-“What’s Your RTO Survival Plan?” published on February 2, 2023 https://www.buzzsprout.com/1125110/12125019
IMO, one of the worst things you can do is live in denial. Oh well, this might happen to someone else but it would just neeeeevvvvveerrr happen to me. 😣
“In February, Lyft announced projected earnings that fell well short of estimates, leading to the biggest single-day drop in its stock price in the company’s history. Compared with rival Uber, it has struggled to reach pre-pandemic levels of ridership among its users.
‘At some point, I don’t think of this as just an Uber battle,’ Risher told MarketWatch in late March. ‘It’s a battle against staying at home. How do we get people out? How do we get them playing and working together?’
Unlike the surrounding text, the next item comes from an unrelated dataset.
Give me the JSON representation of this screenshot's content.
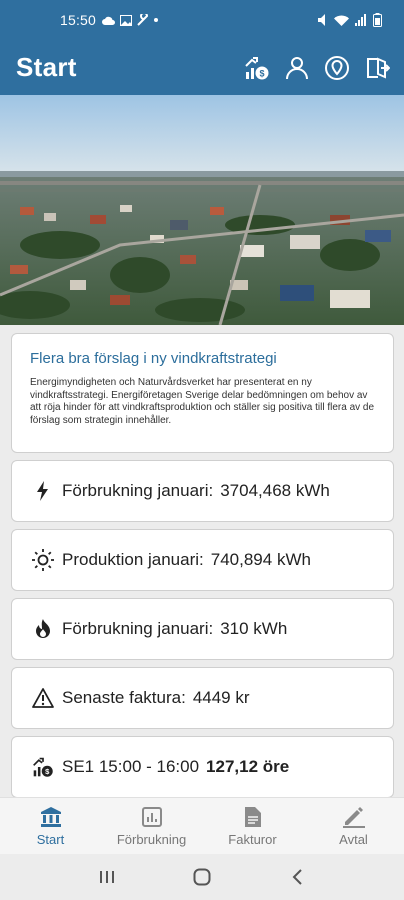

He was referring to customers, but it seems he wants employees staying home less and working together more, as well.” -Yahoo Finance, Ibid.
“In the last seven deals that I’ve been involved with, there were 2.5 million stockholders who have made a pretax profit of 12 billion dollars. Thank you. I am not a destroyer of companies. I am a liberator of them! The point is, ladies and gentleman, that greed — for lack of a better word — is good. Greed is right. Greed works. Greed clarifies, cuts through, and captures the essence of the evolutionary spirit. Greed, in all of its forms — greed for life, for money, for love, knowledge — has marked the upward surge of mankind. And greed — you mark my words — will not only save Teldar Paper, but that other malfunctioning corporation called the USA.”
Clearly, Gekko is appealing to the greed of the stockholders in the room by touting his own track record of generating billions in profits. $12 billion in 1985 dollars would be more than $33 billion today (https://www.dollartimes.com/inflation/inflation.php?amount=12000000&year=1985) One imagines that getting a slice of a pie that size would be pretty appealing.
A liberator of companies LOL. Politicians and their corpo cronies and their controlled mass media like to paint themselves with the same brush, n’est-ce pas?
Will greed save the US? Wall Street was released in 1987 and set in 1985. Did greed save the US then? Has it now?
It’s a battle against staying home! Why? Because America is a consumer economy. About 70% of our GDP comes from consumption. Do you not think Corpo America knows that? It’s time to please the stockholders, the board of directors, the important people. So the peons don’t want to give up WFH. Too bad. Tough luck for them. If we say it’s time to come back, it’s time to come back.
It’s not difficult to imagine the new CEO taking control and imagining himself as a liberator of the company as well. 😒